"The German soldier was surprised to see me, my color and my rank," he said. "He saw the gold bar on my collar and saluted me."
He spent nine months in Germany as a Prisoner of War.
"We were treated like gentlemen because they knew everything about us," Jefferson said. "No beatings, no torture. I was safer in the Stalag Luft III POW camp than I would be in Mississippi at the time. They were shooting people in Mississippi."
They were released when the Soviet Army approached and ended up at an American camp near Munich. While they were waiting, someone mentioned a place called Dachau was nearby. Jefferson was part of a group to go investigate.
"The ovens were still warm where they were burning human bodies," he described. "The odor of burning human flesh is something I will never forget. You have probably heard people say Dachau didn't exist. I was there."

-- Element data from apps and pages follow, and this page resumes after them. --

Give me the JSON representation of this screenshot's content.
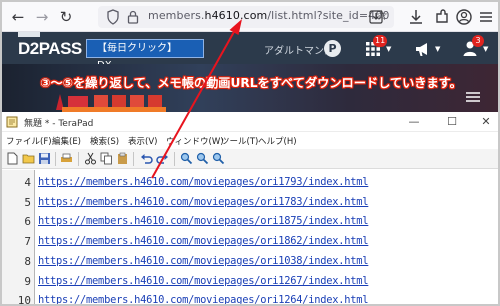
{
  "browser": {
    "url_prefix": "members.",
    "url_domain": "h4610.com",
    "url_path": "/list.html?site_id=400",
    "icons": [
      "back-icon",
      "forward-icon",
      "reload-icon",
      "shield-icon",
      "lock-icon",
      "download-icon",
      "star-icon",
      "download-toolbar-icon",
      "extensions-icon",
      "account-icon",
      "menu-icon"
    ]
  },
  "site": {
    "logo": "D2PASS",
    "daily_button": "【毎日クリック】 DX...",
    "nav_text": "アダルトマンガ",
    "point_label": "P",
    "grid_badge": "11",
    "user_badge": "3"
  },
  "callout": {
    "text": "③～⑤を繰り返して、メモ帳の動画URLをすべてダウンロードしていきます。",
    "color": "#e0230d"
  },
  "terapad": {
    "title": "無題 * - TeraPad",
    "menu": [
      "ファイル(F)",
      "編集(E)",
      "検索(S)",
      "表示(V)",
      "ウィンドウ(W)",
      "ツール(T)",
      "ヘルプ(H)"
    ],
    "lines": [
      {
        "num": "4",
        "text": "https://members.h4610.com/moviepages/ori1793/index.html"
      },
      {
        "num": "5",
        "text": "https://members.h4610.com/moviepages/ori1783/index.html"
      },
      {
        "num": "6",
        "text": "https://members.h4610.com/moviepages/ori1875/index.html"
      },
      {
        "num": "7",
        "text": "https://members.h4610.com/moviepages/ori1862/index.html"
      },
      {
        "num": "8",
        "text": "https://members.h4610.com/moviepages/ori1038/index.html"
      },
      {
        "num": "9",
        "text": "https://members.h4610.com/moviepages/ori1267/index.html"
      },
      {
        "num": "10",
        "text": "https://members.h4610.com/moviepages/ori1264/index.html"
      }
    ]
  },
  "colors": {
    "accent_arrow": "#e8141e",
    "link": "#1a3fb6",
    "header_bg": "#2c3a4b"
  }
}
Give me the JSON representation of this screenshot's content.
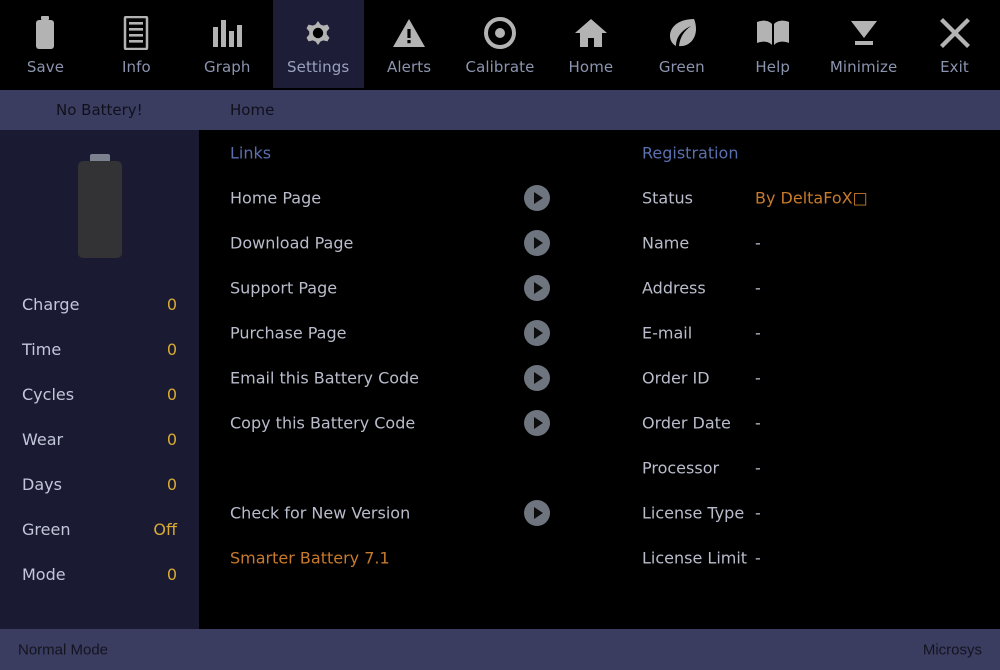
{
  "toolbar": {
    "items": [
      {
        "label": "Save",
        "icon": "battery-icon",
        "active": false
      },
      {
        "label": "Info",
        "icon": "list-icon",
        "active": false
      },
      {
        "label": "Graph",
        "icon": "bars-icon",
        "active": false
      },
      {
        "label": "Settings",
        "icon": "gear-icon",
        "active": true
      },
      {
        "label": "Alerts",
        "icon": "warning-icon",
        "active": false
      },
      {
        "label": "Calibrate",
        "icon": "target-icon",
        "active": false
      },
      {
        "label": "Home",
        "icon": "home-icon",
        "active": false
      },
      {
        "label": "Green",
        "icon": "leaf-icon",
        "active": false
      },
      {
        "label": "Help",
        "icon": "book-icon",
        "active": false
      },
      {
        "label": "Minimize",
        "icon": "minimize-icon",
        "active": false
      },
      {
        "label": "Exit",
        "icon": "close-icon",
        "active": false
      }
    ]
  },
  "subbar": {
    "battery_status": "No Battery!",
    "page": "Home"
  },
  "sidebar": {
    "battery_icon": "battery-empty-icon",
    "stats": [
      {
        "label": "Charge",
        "value": "0"
      },
      {
        "label": "Time",
        "value": "0"
      },
      {
        "label": "Cycles",
        "value": "0"
      },
      {
        "label": "Wear",
        "value": "0"
      },
      {
        "label": "Days",
        "value": "0"
      },
      {
        "label": "Green",
        "value": "Off"
      },
      {
        "label": "Mode",
        "value": "0"
      }
    ]
  },
  "links": {
    "heading": "Links",
    "items": [
      {
        "label": "Home Page",
        "button": "play-icon"
      },
      {
        "label": "Download Page",
        "button": "play-icon"
      },
      {
        "label": "Support Page",
        "button": "play-icon"
      },
      {
        "label": "Purchase Page",
        "button": "play-icon"
      },
      {
        "label": "Email this Battery Code",
        "button": "play-icon"
      },
      {
        "label": "Copy this Battery Code",
        "button": "play-icon"
      }
    ],
    "update": {
      "label": "Check for New Version",
      "button": "play-icon"
    },
    "version": "Smarter Battery 7.1"
  },
  "registration": {
    "heading": "Registration",
    "rows": [
      {
        "label": "Status",
        "value": "By DeltaFoX□",
        "accent": true
      },
      {
        "label": "Name",
        "value": "-",
        "accent": false
      },
      {
        "label": "Address",
        "value": "-",
        "accent": false
      },
      {
        "label": "E-mail",
        "value": "-",
        "accent": false
      },
      {
        "label": "Order ID",
        "value": "-",
        "accent": false
      },
      {
        "label": "Order Date",
        "value": "-",
        "accent": false
      },
      {
        "label": "Processor",
        "value": "-",
        "accent": false
      },
      {
        "label": "License Type",
        "value": "-",
        "accent": false
      },
      {
        "label": "License Limit",
        "value": "-",
        "accent": false
      }
    ]
  },
  "statusbar": {
    "mode": "Normal Mode",
    "vendor": "Microsys"
  },
  "colors": {
    "background": "#000000",
    "sidebar": "#1a1a33",
    "bar": "#3a3d60",
    "active_tab": "#1d1d38",
    "label": "#b9bccb",
    "value_gold": "#d8ab33",
    "heading_blue": "#5a6fae",
    "accent_orange": "#c87a2b",
    "toolbar_label": "#8b94ae",
    "icon_gray": "#b3b3b3"
  }
}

When he came back to the U.S., he was among 5,000 men of different ranks. They passed the Statue of Liberty and flags were flying. But as he got off the boat, Caucasians where directed to the right and African Americans to the left.
"I was back home to racism," Jefferson said, something he fought against all his life.
"You are in a different position then I was when I went to school with racist attitudes," he said. "I had to fight my way home. A kid called me a dirty name and I was fighting. I am talking about bullying. If you don't have enough guts on your inside to respect yourself, then nobody else will have any respect for you."
He wanted to be a chemist but was considered over qualified. He ended up teaching elementary science for 35 years.
"It was the best thing that ever happened because I had the chance and the opportunity to help young people grow up and join society," he said. "Don't be a dummy - go to school – be a nerd. If you are not, more than likely when you get out of school you will work for a nerd."
He wrote a memoir called Red Tail Captured, Red Tail Free: Memoirs of a Tuskagee Airman and POW.
Wendi graduated from the University of Michigan-Flint with a degree in communications. She wrote for the Michigan Times college paper and Grand Blanc View before joining The Clarkston News in October 2007.